§ Task objective
Where does the word "JSON" show up in the records? Copy every line that has it.

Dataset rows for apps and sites
····················

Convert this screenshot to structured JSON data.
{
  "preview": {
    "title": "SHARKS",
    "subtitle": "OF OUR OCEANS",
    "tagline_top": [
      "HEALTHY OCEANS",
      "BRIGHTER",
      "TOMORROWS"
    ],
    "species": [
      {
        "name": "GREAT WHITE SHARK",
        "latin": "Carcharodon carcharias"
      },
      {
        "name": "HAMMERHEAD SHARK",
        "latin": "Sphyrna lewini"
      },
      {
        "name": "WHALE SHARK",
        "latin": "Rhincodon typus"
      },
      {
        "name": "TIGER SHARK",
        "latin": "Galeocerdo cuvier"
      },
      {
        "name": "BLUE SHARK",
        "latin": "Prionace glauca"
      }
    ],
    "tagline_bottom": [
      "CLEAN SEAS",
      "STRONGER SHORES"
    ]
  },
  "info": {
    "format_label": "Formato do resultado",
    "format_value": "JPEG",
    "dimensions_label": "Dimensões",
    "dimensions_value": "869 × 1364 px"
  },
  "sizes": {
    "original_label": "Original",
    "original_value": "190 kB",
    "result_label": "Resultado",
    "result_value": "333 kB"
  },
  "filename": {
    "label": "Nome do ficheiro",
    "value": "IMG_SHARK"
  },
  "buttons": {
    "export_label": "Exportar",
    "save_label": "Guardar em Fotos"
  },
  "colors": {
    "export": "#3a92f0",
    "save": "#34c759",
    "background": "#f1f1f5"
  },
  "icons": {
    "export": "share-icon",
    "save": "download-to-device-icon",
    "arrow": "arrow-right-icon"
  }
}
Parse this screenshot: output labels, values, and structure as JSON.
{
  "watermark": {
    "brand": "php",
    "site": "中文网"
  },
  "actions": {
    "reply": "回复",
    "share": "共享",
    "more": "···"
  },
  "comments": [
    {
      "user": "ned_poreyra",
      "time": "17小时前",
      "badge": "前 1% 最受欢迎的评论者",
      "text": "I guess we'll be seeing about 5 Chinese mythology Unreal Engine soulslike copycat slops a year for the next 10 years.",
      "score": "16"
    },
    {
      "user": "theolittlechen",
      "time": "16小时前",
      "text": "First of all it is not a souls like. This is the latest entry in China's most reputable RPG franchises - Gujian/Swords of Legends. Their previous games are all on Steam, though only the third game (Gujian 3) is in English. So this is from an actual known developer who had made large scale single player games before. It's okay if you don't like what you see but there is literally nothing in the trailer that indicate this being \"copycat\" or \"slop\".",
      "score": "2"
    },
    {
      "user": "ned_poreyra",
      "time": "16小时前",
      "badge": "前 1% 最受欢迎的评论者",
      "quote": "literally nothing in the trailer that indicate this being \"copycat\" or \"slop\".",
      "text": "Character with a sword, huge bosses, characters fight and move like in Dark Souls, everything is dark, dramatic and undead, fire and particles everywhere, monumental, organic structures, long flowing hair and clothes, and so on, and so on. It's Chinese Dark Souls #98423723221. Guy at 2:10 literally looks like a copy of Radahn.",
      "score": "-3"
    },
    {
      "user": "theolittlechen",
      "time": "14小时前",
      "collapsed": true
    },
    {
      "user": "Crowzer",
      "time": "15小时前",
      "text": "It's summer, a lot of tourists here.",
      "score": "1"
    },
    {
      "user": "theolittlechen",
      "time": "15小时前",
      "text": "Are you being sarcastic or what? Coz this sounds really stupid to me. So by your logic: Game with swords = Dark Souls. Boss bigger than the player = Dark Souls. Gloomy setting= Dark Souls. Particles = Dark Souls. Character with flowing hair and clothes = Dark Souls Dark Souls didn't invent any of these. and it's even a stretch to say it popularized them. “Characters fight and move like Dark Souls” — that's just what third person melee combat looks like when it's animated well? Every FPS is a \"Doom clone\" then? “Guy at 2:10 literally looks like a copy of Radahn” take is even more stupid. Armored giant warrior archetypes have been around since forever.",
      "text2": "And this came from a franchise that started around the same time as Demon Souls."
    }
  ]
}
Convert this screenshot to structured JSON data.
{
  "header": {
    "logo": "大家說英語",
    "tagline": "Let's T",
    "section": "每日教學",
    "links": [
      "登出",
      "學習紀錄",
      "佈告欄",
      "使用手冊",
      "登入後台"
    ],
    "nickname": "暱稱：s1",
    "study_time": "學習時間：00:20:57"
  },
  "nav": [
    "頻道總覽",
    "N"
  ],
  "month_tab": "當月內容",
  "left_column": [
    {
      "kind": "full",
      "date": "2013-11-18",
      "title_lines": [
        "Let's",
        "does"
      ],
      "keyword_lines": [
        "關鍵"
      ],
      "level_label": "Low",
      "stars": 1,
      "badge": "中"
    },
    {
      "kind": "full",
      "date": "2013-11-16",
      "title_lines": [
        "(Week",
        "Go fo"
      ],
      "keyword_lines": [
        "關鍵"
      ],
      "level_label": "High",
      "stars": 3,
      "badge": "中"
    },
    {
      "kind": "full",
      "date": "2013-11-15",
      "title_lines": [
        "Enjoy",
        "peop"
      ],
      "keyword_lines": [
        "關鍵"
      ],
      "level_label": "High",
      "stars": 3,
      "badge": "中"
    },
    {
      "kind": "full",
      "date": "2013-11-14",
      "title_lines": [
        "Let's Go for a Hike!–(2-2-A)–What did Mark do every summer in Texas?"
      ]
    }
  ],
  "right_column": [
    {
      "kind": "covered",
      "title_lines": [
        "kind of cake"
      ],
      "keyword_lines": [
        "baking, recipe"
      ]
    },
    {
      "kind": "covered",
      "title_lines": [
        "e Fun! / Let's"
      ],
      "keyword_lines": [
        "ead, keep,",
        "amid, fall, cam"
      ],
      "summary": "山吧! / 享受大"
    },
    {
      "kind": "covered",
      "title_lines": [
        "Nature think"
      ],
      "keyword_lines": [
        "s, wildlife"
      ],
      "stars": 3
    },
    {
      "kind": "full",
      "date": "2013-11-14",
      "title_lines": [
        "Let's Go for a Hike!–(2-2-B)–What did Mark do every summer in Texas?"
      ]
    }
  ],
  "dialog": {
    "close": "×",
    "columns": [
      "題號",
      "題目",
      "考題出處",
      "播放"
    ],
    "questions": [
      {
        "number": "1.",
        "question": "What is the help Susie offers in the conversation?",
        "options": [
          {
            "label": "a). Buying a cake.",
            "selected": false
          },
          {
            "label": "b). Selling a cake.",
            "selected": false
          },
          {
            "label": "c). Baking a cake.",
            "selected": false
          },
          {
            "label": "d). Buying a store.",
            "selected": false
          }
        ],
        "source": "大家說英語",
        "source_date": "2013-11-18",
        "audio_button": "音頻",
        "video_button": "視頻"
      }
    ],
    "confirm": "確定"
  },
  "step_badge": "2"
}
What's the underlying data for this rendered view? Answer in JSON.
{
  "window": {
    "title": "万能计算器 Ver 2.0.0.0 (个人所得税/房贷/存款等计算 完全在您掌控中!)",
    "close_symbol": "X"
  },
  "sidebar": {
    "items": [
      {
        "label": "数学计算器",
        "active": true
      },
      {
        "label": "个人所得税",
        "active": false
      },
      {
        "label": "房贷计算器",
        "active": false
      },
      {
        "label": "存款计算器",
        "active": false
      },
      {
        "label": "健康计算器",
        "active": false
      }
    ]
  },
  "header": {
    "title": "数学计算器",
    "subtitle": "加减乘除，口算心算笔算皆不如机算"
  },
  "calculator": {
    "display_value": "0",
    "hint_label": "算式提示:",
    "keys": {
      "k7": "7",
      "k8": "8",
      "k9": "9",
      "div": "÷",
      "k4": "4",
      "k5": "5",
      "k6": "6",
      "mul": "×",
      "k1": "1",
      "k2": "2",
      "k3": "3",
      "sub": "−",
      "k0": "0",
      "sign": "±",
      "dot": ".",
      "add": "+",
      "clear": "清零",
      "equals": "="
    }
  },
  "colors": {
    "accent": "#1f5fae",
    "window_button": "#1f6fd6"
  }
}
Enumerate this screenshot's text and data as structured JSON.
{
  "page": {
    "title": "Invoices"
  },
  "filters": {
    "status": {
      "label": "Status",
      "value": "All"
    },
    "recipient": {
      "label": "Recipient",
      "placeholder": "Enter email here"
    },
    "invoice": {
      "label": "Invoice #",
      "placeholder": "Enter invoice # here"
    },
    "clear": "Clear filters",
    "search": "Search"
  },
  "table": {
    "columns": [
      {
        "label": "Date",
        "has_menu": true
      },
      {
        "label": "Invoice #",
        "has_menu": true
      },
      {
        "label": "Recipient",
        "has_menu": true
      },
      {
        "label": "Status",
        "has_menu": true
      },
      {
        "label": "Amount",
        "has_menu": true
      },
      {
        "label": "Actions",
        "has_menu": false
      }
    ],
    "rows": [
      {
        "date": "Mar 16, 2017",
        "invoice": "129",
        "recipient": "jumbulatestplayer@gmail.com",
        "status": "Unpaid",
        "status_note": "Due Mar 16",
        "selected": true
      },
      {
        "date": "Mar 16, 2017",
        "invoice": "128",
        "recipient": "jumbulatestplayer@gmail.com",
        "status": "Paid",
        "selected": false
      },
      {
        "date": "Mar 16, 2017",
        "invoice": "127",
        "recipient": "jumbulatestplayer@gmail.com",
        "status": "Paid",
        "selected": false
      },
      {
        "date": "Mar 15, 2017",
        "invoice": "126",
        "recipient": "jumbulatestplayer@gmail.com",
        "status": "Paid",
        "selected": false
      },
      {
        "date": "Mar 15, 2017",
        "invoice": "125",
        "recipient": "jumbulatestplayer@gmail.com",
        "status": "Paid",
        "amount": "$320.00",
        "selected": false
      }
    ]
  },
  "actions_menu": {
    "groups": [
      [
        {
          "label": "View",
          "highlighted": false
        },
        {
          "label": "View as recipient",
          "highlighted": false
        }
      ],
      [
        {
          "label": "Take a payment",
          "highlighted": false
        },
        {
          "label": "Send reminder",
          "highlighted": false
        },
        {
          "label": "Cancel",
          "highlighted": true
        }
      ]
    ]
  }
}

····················

§ Result for this task
Convert this screenshot to structured JSON data.
Parse this screenshot: output labels, values, and structure as JSON.
Convert this screenshot to structured JSON data.
What's the underlying data for this rendered view? Answer in JSON.
Enumerate this screenshot's text and data as structured JSON.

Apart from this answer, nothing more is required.